◆ Try it
How many lines of the data include the string "Letter"? State that number alone.

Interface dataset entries
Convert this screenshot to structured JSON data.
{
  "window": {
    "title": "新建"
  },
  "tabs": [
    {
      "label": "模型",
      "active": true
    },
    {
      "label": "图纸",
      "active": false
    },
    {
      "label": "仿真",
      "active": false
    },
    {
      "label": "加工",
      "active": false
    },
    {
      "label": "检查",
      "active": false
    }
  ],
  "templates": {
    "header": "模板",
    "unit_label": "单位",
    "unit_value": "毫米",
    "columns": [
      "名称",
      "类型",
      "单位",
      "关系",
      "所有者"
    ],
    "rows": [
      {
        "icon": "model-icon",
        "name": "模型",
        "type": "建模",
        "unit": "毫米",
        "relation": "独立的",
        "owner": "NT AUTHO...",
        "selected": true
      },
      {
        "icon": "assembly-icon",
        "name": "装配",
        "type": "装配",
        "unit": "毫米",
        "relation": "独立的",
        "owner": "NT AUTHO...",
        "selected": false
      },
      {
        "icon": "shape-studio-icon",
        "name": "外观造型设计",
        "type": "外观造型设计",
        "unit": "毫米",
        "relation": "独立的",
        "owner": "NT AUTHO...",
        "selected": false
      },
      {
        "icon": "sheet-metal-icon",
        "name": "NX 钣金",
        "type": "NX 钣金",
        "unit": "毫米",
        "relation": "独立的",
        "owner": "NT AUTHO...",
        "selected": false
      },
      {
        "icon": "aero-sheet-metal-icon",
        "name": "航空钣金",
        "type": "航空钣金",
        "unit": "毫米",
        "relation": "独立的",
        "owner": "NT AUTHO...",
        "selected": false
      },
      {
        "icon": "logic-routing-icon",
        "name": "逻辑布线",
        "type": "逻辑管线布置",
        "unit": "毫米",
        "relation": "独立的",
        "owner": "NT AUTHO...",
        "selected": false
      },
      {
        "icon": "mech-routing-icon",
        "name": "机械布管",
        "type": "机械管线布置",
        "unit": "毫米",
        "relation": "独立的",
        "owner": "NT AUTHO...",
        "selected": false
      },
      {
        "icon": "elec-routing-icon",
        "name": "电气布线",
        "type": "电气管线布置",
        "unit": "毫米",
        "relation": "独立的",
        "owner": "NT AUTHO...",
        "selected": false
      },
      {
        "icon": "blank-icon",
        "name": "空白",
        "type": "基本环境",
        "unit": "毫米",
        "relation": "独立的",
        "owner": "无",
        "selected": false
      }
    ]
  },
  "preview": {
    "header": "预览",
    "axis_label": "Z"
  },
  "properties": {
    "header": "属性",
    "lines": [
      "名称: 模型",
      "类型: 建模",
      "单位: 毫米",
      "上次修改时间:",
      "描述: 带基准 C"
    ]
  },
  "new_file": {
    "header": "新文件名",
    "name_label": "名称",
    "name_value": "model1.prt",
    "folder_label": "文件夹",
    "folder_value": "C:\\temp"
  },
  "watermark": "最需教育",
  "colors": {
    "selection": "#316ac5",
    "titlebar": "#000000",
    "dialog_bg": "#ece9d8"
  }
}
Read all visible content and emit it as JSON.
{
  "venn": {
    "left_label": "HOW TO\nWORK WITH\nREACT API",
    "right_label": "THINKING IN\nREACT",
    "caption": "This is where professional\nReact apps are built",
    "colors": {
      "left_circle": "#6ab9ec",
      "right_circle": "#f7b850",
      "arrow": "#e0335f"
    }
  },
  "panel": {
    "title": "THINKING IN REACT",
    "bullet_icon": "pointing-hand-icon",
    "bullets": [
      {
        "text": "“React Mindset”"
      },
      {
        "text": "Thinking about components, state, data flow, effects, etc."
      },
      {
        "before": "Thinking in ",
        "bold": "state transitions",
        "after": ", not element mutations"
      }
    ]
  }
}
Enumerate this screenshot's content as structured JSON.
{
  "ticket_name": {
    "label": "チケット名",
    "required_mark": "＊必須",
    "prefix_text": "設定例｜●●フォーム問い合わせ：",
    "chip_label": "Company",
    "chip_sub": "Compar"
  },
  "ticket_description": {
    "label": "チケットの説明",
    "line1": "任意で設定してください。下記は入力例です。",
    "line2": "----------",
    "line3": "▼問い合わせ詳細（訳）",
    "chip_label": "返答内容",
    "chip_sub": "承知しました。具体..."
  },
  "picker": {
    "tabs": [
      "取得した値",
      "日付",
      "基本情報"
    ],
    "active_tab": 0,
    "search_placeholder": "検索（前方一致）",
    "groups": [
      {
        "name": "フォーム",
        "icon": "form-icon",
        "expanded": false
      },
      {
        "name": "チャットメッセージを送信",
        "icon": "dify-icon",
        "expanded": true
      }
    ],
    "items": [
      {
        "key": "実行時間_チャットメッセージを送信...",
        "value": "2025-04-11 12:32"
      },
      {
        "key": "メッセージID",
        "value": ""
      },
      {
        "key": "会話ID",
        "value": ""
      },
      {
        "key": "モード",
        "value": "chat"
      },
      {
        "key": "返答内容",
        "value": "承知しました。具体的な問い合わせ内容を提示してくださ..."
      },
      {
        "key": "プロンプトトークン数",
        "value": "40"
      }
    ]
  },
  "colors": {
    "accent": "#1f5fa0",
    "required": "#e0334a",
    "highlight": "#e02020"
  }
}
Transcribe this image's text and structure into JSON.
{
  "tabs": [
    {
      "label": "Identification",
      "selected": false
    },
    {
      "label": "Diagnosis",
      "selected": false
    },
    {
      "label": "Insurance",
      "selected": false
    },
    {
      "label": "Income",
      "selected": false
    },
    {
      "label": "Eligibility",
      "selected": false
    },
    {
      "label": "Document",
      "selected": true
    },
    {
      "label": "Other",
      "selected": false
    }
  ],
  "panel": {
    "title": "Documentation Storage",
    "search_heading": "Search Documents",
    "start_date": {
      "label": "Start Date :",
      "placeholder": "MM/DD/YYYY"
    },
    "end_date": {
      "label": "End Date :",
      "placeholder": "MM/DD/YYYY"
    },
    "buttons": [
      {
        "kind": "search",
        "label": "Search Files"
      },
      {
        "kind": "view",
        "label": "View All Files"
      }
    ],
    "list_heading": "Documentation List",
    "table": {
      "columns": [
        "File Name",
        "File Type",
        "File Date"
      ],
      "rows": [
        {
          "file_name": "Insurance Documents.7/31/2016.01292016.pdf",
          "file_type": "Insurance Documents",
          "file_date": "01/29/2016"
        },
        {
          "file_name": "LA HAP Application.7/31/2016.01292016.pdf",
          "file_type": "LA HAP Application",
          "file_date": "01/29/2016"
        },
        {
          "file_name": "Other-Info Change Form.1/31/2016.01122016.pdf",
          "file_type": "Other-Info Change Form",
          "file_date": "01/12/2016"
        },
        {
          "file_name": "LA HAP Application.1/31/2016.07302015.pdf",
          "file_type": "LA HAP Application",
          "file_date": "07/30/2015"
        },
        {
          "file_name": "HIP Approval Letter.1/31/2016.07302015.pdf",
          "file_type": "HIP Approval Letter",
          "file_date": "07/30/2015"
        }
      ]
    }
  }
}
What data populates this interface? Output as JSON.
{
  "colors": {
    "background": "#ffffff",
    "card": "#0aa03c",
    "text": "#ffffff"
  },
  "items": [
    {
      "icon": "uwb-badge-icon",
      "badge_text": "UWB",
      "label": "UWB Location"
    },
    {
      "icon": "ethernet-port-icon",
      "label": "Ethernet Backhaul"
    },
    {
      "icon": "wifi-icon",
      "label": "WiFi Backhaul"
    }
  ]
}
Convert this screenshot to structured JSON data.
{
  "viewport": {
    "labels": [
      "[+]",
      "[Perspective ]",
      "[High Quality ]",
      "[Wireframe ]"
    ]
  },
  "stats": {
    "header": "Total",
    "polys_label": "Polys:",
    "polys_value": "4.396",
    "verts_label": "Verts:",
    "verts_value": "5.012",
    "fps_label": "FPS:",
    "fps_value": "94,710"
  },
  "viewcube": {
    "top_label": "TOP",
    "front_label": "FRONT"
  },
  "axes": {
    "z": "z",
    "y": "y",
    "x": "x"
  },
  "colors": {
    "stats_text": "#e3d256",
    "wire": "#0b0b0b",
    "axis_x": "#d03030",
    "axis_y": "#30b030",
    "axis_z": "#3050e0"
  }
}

◆ Answer section
2